### Exercise data
/---
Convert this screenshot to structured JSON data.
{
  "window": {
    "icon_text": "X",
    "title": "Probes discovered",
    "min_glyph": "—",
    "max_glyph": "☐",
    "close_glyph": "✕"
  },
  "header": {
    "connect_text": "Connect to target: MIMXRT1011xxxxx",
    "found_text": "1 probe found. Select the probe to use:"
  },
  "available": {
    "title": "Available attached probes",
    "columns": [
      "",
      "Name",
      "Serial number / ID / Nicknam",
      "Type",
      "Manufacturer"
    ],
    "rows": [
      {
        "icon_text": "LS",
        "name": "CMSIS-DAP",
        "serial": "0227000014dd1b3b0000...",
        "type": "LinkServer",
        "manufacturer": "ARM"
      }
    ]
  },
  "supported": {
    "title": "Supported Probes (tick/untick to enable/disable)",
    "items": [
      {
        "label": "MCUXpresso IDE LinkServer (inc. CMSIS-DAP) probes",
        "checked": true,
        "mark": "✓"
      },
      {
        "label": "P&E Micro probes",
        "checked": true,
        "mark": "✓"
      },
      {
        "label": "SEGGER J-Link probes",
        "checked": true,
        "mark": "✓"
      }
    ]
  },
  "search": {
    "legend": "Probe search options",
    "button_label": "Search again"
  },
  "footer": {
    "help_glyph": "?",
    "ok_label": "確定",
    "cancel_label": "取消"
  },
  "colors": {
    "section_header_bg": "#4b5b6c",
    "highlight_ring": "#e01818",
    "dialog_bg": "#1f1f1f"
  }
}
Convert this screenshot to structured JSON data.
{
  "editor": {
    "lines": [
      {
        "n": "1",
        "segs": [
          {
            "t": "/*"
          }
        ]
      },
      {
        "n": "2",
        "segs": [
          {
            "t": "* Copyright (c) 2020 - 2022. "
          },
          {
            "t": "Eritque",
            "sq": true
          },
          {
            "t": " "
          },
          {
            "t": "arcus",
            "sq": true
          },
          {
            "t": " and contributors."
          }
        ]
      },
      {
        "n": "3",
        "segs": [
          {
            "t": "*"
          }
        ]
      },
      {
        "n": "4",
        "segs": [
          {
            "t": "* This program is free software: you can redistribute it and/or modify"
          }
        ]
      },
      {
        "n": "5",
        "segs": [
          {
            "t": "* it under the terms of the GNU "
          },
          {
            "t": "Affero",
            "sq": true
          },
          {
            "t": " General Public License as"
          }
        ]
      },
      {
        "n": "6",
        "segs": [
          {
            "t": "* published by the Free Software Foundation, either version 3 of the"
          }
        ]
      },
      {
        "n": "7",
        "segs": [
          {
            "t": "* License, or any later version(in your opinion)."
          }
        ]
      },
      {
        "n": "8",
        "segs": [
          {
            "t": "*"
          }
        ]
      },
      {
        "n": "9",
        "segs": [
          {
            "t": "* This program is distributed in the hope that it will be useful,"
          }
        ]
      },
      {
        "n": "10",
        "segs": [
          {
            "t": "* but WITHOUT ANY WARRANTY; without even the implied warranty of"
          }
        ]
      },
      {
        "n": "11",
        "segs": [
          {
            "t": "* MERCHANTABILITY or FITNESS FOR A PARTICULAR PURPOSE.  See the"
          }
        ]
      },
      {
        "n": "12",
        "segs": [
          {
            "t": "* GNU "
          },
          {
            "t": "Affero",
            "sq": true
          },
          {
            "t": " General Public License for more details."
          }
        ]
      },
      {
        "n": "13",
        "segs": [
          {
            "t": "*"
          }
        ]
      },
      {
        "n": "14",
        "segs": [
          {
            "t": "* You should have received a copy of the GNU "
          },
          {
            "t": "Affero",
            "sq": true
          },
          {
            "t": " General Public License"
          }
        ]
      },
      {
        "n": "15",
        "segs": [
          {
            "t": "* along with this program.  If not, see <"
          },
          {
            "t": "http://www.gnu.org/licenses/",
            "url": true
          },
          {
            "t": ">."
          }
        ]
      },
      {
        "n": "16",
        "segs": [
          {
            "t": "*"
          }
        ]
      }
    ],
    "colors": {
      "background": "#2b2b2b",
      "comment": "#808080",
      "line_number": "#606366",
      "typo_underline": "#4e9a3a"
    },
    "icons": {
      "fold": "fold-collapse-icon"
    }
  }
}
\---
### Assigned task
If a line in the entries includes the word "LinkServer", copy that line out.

### Exercise result
        "type": "LinkServer",
        "label": "MCUXpresso IDE LinkServer (inc. CMSIS-DAP) probes",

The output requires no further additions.